However, not everyone who inherits a dystonia-causing gene will develop symptoms. Also, some people develop dystonia due to a genetic mutation without any apparent family history. And to complicate things further, there are families in which many members are diagnosed with dystonia but no specific genetic mutation has yet been identified.
If an individual’s dystonia is secondary to an injury to the brain or nervous system (including exposure to certain medications or stroke), his/her children may not necessarily be at increased risk of developing dystonia. However, researchers do not know at this time whether individuals who develop acquired dystonia's have a genetic predisposition that makes them vulnerable to dystonia. It could also be that individuals who do not develop dystonia, despite injuries to the nervous system known to cause symptoms in some cases, have a protective factor that is lacking in those individuals who do develop secondary dystonia's. Moreover, dystonia can occur as a symptom of various genetically-caused diseases, in which the inheritance patterns vary.
One of the greatest mysteries that dystonia researchers are working to solve is the fact that not everyone who inherits a dystonia-causing gene will develop symptoms.
Most of the dystonias for which genes have been identified are dominantly inherited, meaning that only one parent needs to have the gene for a child to inherit the disorder. However, most dystonia genes also exhibit reduced penetrance, which means that not every person who inherits the gene will develop symptoms.
Scientists are actively seeking additional dystonia genes.
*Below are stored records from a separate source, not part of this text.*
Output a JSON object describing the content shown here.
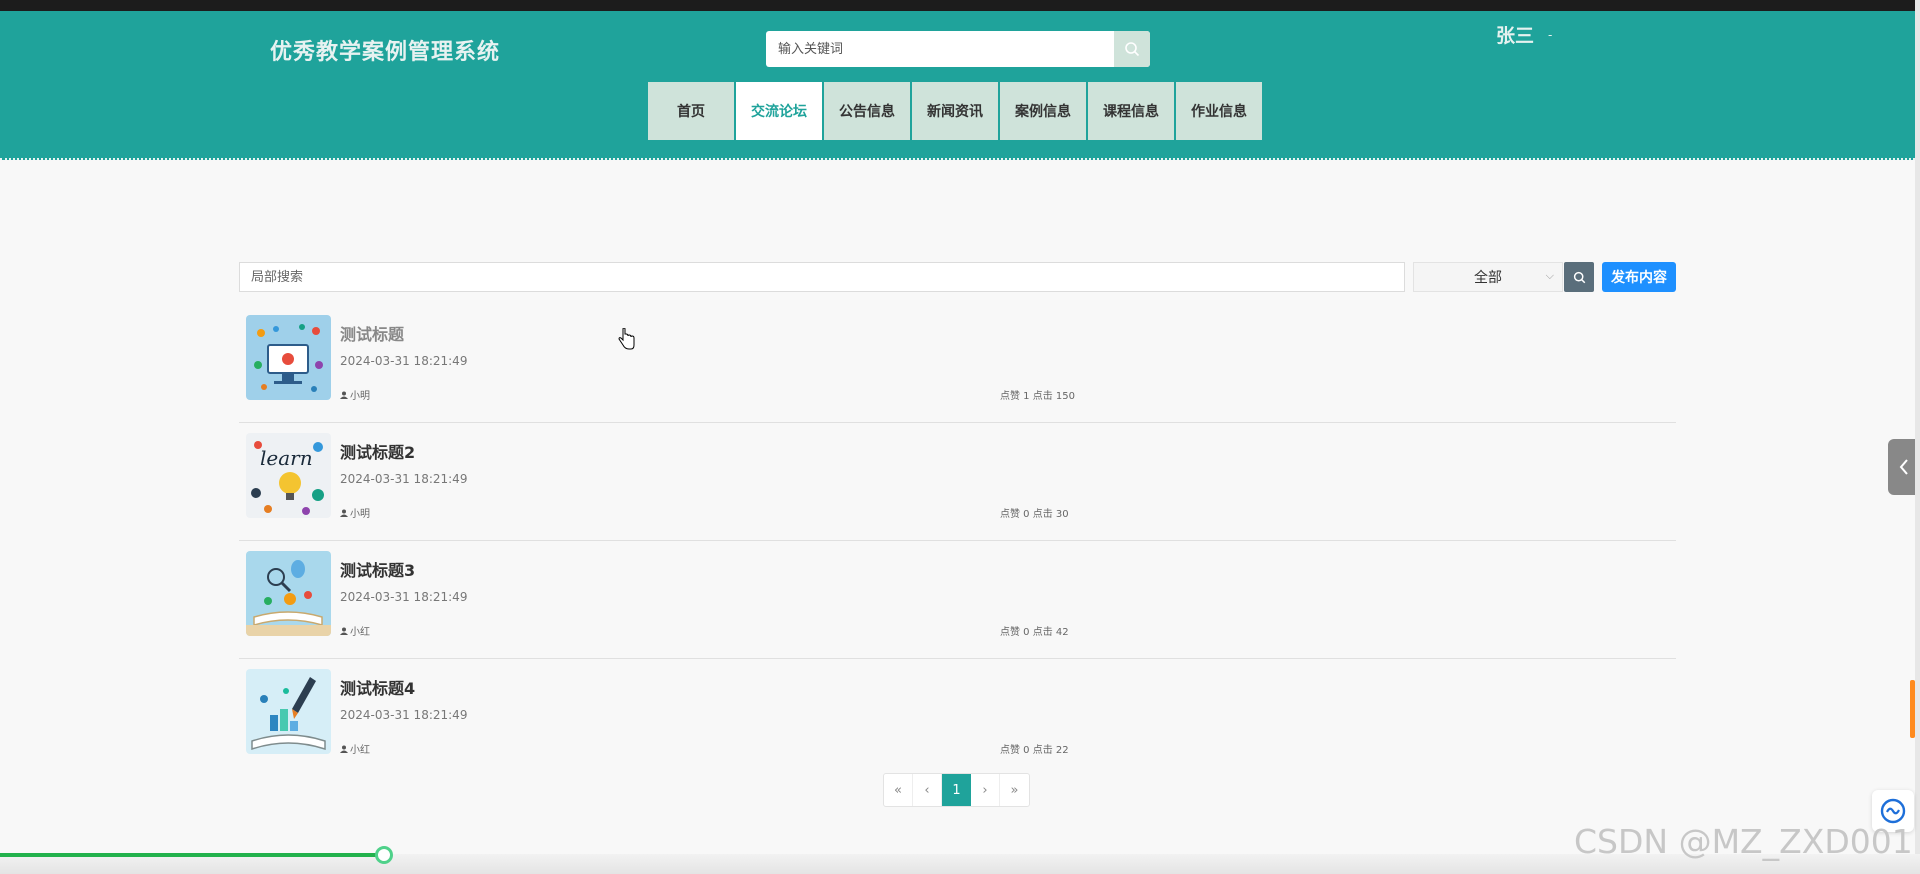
{
  "header": {
    "site_title": "优秀教学案例管理系统",
    "search_placeholder": "输入关键词",
    "user_name": "张三",
    "user_caret": "-"
  },
  "nav": {
    "items": [
      "首页",
      "交流论坛",
      "公告信息",
      "新闻资讯",
      "案例信息",
      "课程信息",
      "作业信息"
    ],
    "active_index": 1
  },
  "filter": {
    "search_placeholder": "局部搜索",
    "select_value": "全部",
    "publish_label": "发布内容"
  },
  "posts": [
    {
      "title": "测试标题",
      "date": "2024-03-31 18:21:49",
      "author": "小明",
      "stats": "点赞 1 点击 150"
    },
    {
      "title": "测试标题2",
      "date": "2024-03-31 18:21:49",
      "author": "小明",
      "stats": "点赞 0 点击 30"
    },
    {
      "title": "测试标题3",
      "date": "2024-03-31 18:21:49",
      "author": "小红",
      "stats": "点赞 0 点击 42"
    },
    {
      "title": "测试标题4",
      "date": "2024-03-31 18:21:49",
      "author": "小红",
      "stats": "点赞 0 点击 22"
    }
  ],
  "pager": {
    "first": "«",
    "prev": "‹",
    "current": "1",
    "next": "›",
    "last": "»"
  },
  "media_progress": 0.2,
  "watermark": "CSDN @MZ_ZXD001",
  "colors": {
    "header_bg": "#1fa39b",
    "nav_bg": "#cfe3da",
    "publish_btn": "#1e90ff",
    "progress": "#22b14c"
  }
}
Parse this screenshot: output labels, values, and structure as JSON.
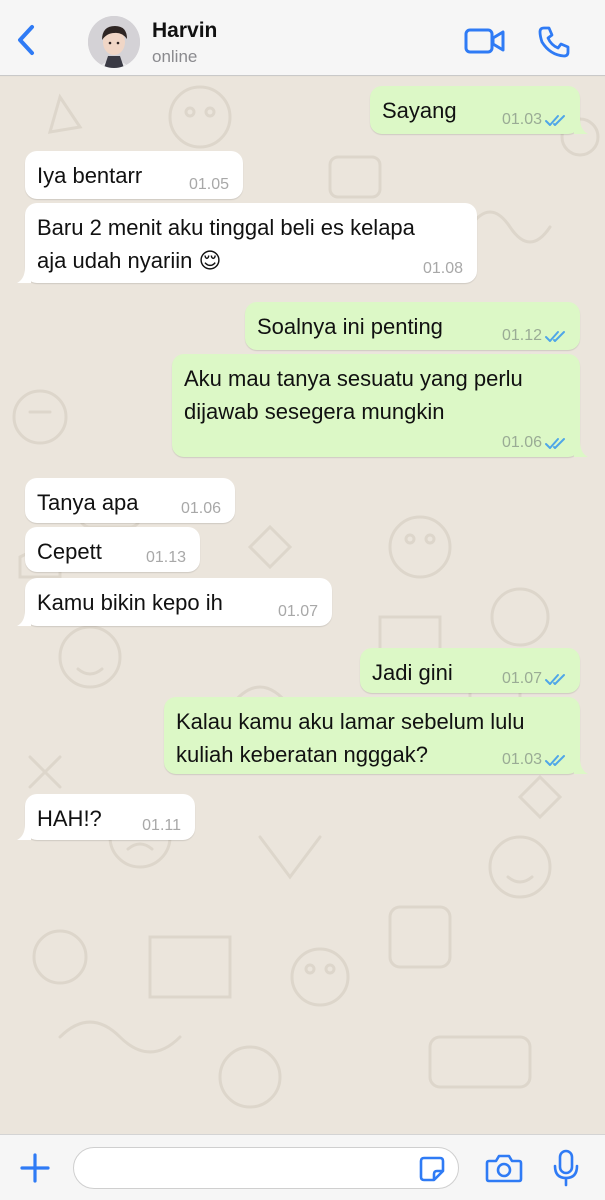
{
  "header": {
    "contact_name": "Harvin",
    "status": "online"
  },
  "icons": {
    "back": "chevron-left-icon",
    "video": "video-camera-icon",
    "call": "phone-icon",
    "plus": "plus-icon",
    "sticker": "sticker-icon",
    "camera": "camera-icon",
    "mic": "microphone-icon",
    "read": "double-check-icon"
  },
  "colors": {
    "accent": "#2f7bf5",
    "incoming_bubble": "#ffffff",
    "outgoing_bubble": "#dcf8c6",
    "read_ticks": "#4fa6e8"
  },
  "messages": [
    {
      "direction": "out",
      "text": "Sayang",
      "time": "01.03",
      "read": true
    },
    {
      "direction": "in",
      "text": "Iya bentarr",
      "time": "01.05"
    },
    {
      "direction": "in",
      "text": "Baru 2 menit aku tinggal beli es kelapa\naja udah nyariin 😌",
      "time": "01.08"
    },
    {
      "direction": "out",
      "text": "Soalnya ini penting",
      "time": "01.12",
      "read": true
    },
    {
      "direction": "out",
      "text": "Aku mau tanya sesuatu yang perlu\ndijawab sesegera mungkin",
      "time": "01.06",
      "read": true
    },
    {
      "direction": "in",
      "text": "Tanya apa",
      "time": "01.06"
    },
    {
      "direction": "in",
      "text": "Cepett",
      "time": "01.13"
    },
    {
      "direction": "in",
      "text": "Kamu bikin kepo ih",
      "time": "01.07"
    },
    {
      "direction": "out",
      "text": "Jadi gini",
      "time": "01.07",
      "read": true
    },
    {
      "direction": "out",
      "text": "Kalau kamu aku lamar sebelum lulu\nkuliah keberatan ngggak?",
      "time": "01.03",
      "read": true
    },
    {
      "direction": "in",
      "text": "HAH!?",
      "time": "01.11"
    }
  ],
  "composer": {
    "value": "",
    "placeholder": ""
  }
}
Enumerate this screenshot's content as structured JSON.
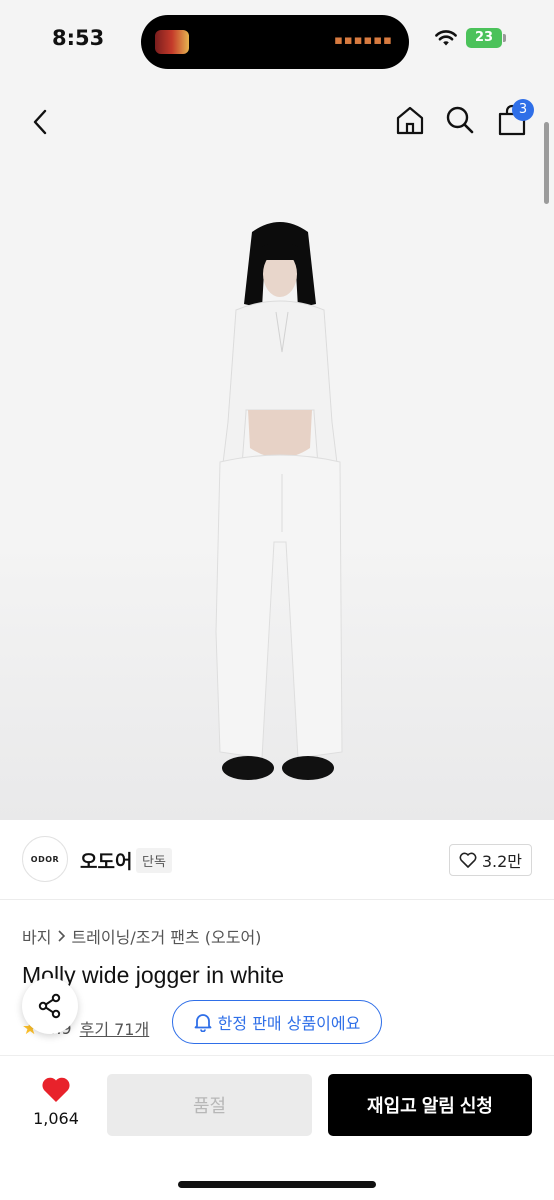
{
  "status_bar": {
    "time": "8:53",
    "battery": "23"
  },
  "header": {
    "cart_count": "3"
  },
  "colors": {
    "accent": "#2f6fe8",
    "heart": "#e8222b",
    "star": "#ffc22b"
  },
  "brand": {
    "logo_text": "ODOR",
    "name": "오도어",
    "badge": "단독",
    "likes": "3.2만"
  },
  "breadcrumb": {
    "category": "바지",
    "subcategory": "트레이닝/조거 팬츠 (오도어)"
  },
  "product": {
    "title": "Molly wide jogger in white",
    "rating": "4.9",
    "reviews": "후기 71개",
    "limited_label": "한정 판매 상품이에요"
  },
  "bottom_bar": {
    "wish_count": "1,064",
    "soldout_label": "품절",
    "restock_label": "재입고 알림 신청"
  }
}
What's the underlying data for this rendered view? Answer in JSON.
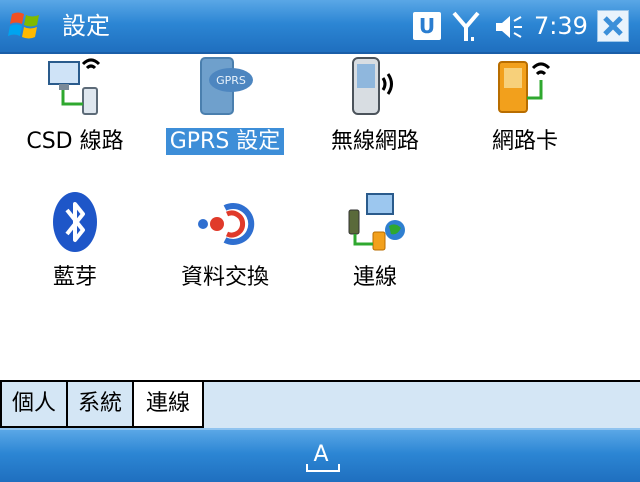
{
  "title_bar": {
    "title": "設定",
    "clock": "7:39",
    "u_indicator": "U",
    "icons": [
      "windows-start-icon",
      "signal-icon",
      "volume-icon",
      "close-icon"
    ]
  },
  "items": [
    {
      "label": "CSD 線路",
      "icon": "csd-line-icon",
      "selected": false
    },
    {
      "label": "GPRS 設定",
      "icon": "gprs-icon",
      "selected": true
    },
    {
      "label": "無線網路",
      "icon": "wireless-network-icon",
      "selected": false
    },
    {
      "label": "網路卡",
      "icon": "network-card-icon",
      "selected": false
    },
    {
      "label": "藍芽",
      "icon": "bluetooth-icon",
      "selected": false
    },
    {
      "label": "資料交換",
      "icon": "beam-icon",
      "selected": false
    },
    {
      "label": "連線",
      "icon": "connections-icon",
      "selected": false
    }
  ],
  "tabs": [
    {
      "label": "個人",
      "active": false
    },
    {
      "label": "系統",
      "active": false
    },
    {
      "label": "連線",
      "active": true
    }
  ],
  "bottom_bar": {
    "input_label": "A",
    "icon": "keyboard-input-icon"
  },
  "colors": {
    "bar": "#2c86d4",
    "selection": "#3d8ed8",
    "tab_bg": "#d4e6f5"
  }
}
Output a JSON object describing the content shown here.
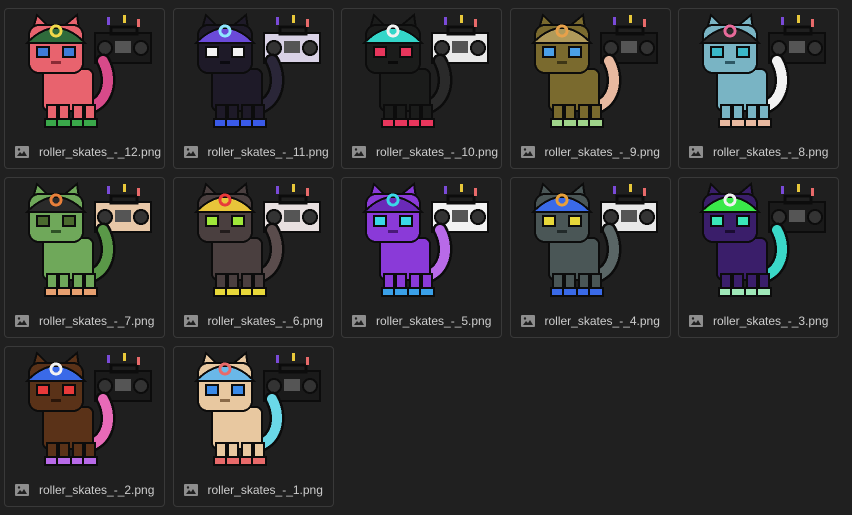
{
  "gallery": {
    "items": [
      {
        "name": "roller_skates_-_12.png",
        "fur": "#e8636e",
        "dark": "#8a2b36",
        "hat": "#2f6b3b",
        "hat_accent": "#f2d94a",
        "eye": "#3d7bd8",
        "skate": "#3aa84a",
        "tail2": "#d84a8a",
        "boombox": "#1a1a1a"
      },
      {
        "name": "roller_skates_-_11.png",
        "fur": "#1e1a28",
        "dark": "#0b0a10",
        "hat": "#6a4ad8",
        "hat_accent": "#8fe7ff",
        "eye": "#f2f2f2",
        "skate": "#3a5ae8",
        "tail2": "#2a2638",
        "boombox": "#d9d2e6"
      },
      {
        "name": "roller_skates_-_10.png",
        "fur": "#1b1c1b",
        "dark": "#0a0a0a",
        "hat": "#34d6c9",
        "hat_accent": "#f2f2f2",
        "eye": "#e8365c",
        "skate": "#e8365c",
        "tail2": "#2a2a2a",
        "boombox": "#e8e8e8"
      },
      {
        "name": "roller_skates_-_9.png",
        "fur": "#7a6a2e",
        "dark": "#3e3616",
        "hat": "#b09a5a",
        "hat_accent": "#e8a14a",
        "eye": "#4aa0e8",
        "skate": "#9fd38a",
        "tail2": "#e8b9a0",
        "boombox": "#1a1a1a"
      },
      {
        "name": "roller_skates_-_8.png",
        "fur": "#79b4c4",
        "dark": "#2e5866",
        "hat": "#2a2a2a",
        "hat_accent": "#e86a9a",
        "eye": "#3ab8c8",
        "skate": "#e8b9a0",
        "tail2": "#f2f2f2",
        "boombox": "#1a1a1a"
      },
      {
        "name": "roller_skates_-_7.png",
        "fur": "#6fa85a",
        "dark": "#2e5226",
        "hat": "#2a2a2a",
        "hat_accent": "#e8803a",
        "eye": "#4a6a2e",
        "skate": "#e8a070",
        "tail2": "#5a9848",
        "boombox": "#e8c8a8"
      },
      {
        "name": "roller_skates_-_6.png",
        "fur": "#4a3f3f",
        "dark": "#221c1c",
        "hat": "#e8c53a",
        "hat_accent": "#e83a3a",
        "eye": "#9fe83a",
        "skate": "#e8d83a",
        "tail2": "#5a4c4c",
        "boombox": "#e8e0e0"
      },
      {
        "name": "roller_skates_-_5.png",
        "fur": "#8a3ad8",
        "dark": "#4a1a78",
        "hat": "#6a2ab8",
        "hat_accent": "#3ad8e8",
        "eye": "#3ad8e8",
        "skate": "#3aa0e8",
        "tail2": "#b86ae8",
        "boombox": "#f2f2f2"
      },
      {
        "name": "roller_skates_-_4.png",
        "fur": "#4a5656",
        "dark": "#222a2a",
        "hat": "#3a6ae8",
        "hat_accent": "#e8a03a",
        "eye": "#e8d83a",
        "skate": "#3a6ae8",
        "tail2": "#5a6666",
        "boombox": "#e8e8e8"
      },
      {
        "name": "roller_skates_-_3.png",
        "fur": "#3a1e6a",
        "dark": "#1a0c32",
        "hat": "#3ae84a",
        "hat_accent": "#f2f2f2",
        "eye": "#3ae8b8",
        "skate": "#9fe8b8",
        "tail2": "#3ad8c8",
        "boombox": "#1a1a1a"
      },
      {
        "name": "roller_skates_-_2.png",
        "fur": "#5a3218",
        "dark": "#2a160a",
        "hat": "#3a6ae8",
        "hat_accent": "#f2f2f2",
        "eye": "#e83a3a",
        "skate": "#b86ae8",
        "tail2": "#e86ab8",
        "boombox": "#1a1a1a"
      },
      {
        "name": "roller_skates_-_1.png",
        "fur": "#e8c8a0",
        "dark": "#8a6a48",
        "hat": "#6ab8e8",
        "hat_accent": "#e86a6a",
        "eye": "#3a8ae8",
        "skate": "#e86a6a",
        "tail2": "#6ad8e8",
        "boombox": "#1a1a1a"
      }
    ]
  }
}
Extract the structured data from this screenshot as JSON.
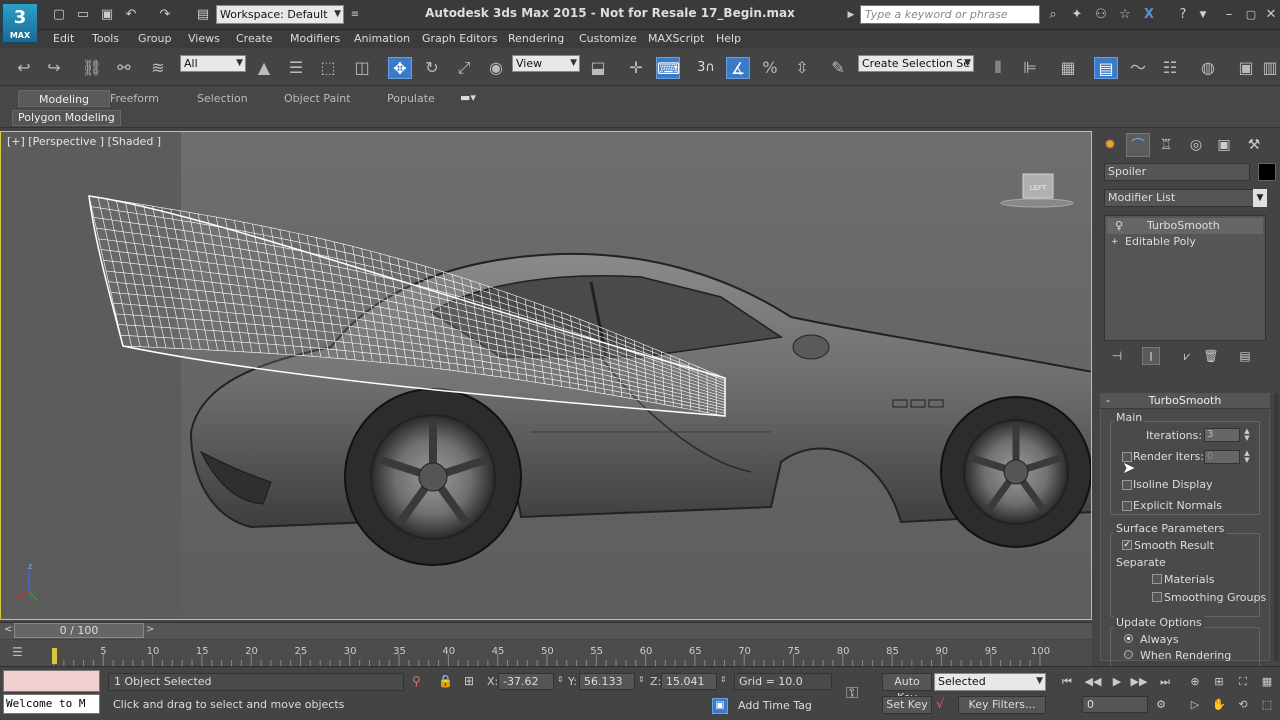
{
  "app": {
    "logo": "3",
    "logo_sub": "MAX",
    "title": "Autodesk 3ds Max  2015   - Not for Resale    17_Begin.max",
    "workspace": "Workspace: Default",
    "search_placeholder": "Type a keyword or phrase"
  },
  "menus": [
    "Edit",
    "Tools",
    "Group",
    "Views",
    "Create",
    "Modifiers",
    "Animation",
    "Graph Editors",
    "Rendering",
    "Customize",
    "MAXScript",
    "Help"
  ],
  "toolbar": {
    "selection_filter": "All",
    "ref_coord": "View",
    "snap_label": "3",
    "named_selection": "Create Selection Se"
  },
  "ribbon": {
    "tabs": [
      "Modeling",
      "Freeform",
      "Selection",
      "Object Paint",
      "Populate"
    ],
    "active_tab": "Modeling",
    "panel": "Polygon Modeling"
  },
  "viewport": {
    "label": "[+] [Perspective ] [Shaded ]",
    "viewcube_label": "LEFT",
    "axis_z": "z"
  },
  "command_panel": {
    "object_name": "Spoiler",
    "object_color": "#000000",
    "modifier_list": "Modifier List",
    "stack": [
      "TurboSmooth",
      "Editable Poly"
    ],
    "rollout_title": "TurboSmooth",
    "main_group": "Main",
    "iterations_label": "Iterations:",
    "iterations_value": "3",
    "render_iters_label": "Render Iters:",
    "render_iters_value": "0",
    "isoline_label": "Isoline Display",
    "explicit_normals_label": "Explicit Normals",
    "surface_group": "Surface Parameters",
    "smooth_result_label": "Smooth Result",
    "separate_label": "Separate",
    "materials_label": "Materials",
    "smoothing_groups_label": "Smoothing Groups",
    "update_group": "Update Options",
    "always_label": "Always",
    "when_rendering_label": "When Rendering"
  },
  "timeline": {
    "frame_display": "0 / 100",
    "ticks": [
      "0",
      "5",
      "10",
      "15",
      "20",
      "25",
      "30",
      "35",
      "40",
      "45",
      "50",
      "55",
      "60",
      "65",
      "70",
      "75",
      "80",
      "85",
      "90",
      "95",
      "100"
    ]
  },
  "status": {
    "listener": "Welcome to M",
    "selection": "1 Object Selected",
    "prompt": "Click and drag to select and move objects",
    "x_label": "X:",
    "x_value": "-37.62",
    "y_label": "Y:",
    "y_value": "56.133",
    "z_label": "Z:",
    "z_value": "15.041",
    "grid": "Grid = 10.0",
    "add_time_tag": "Add Time Tag",
    "auto_key": "Auto Key",
    "key_mode": "Selected",
    "set_key": "Set Key",
    "key_filters": "Key Filters...",
    "current_frame": "0"
  }
}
Studying the genetics of dystonia will not only help refine diagnostic and reproductive health applications, but also contributes greatly to our understanding of dystonia and quest for better treatments and a cure.
A detailed discussion of genetic dystonias is available from GeneReviews.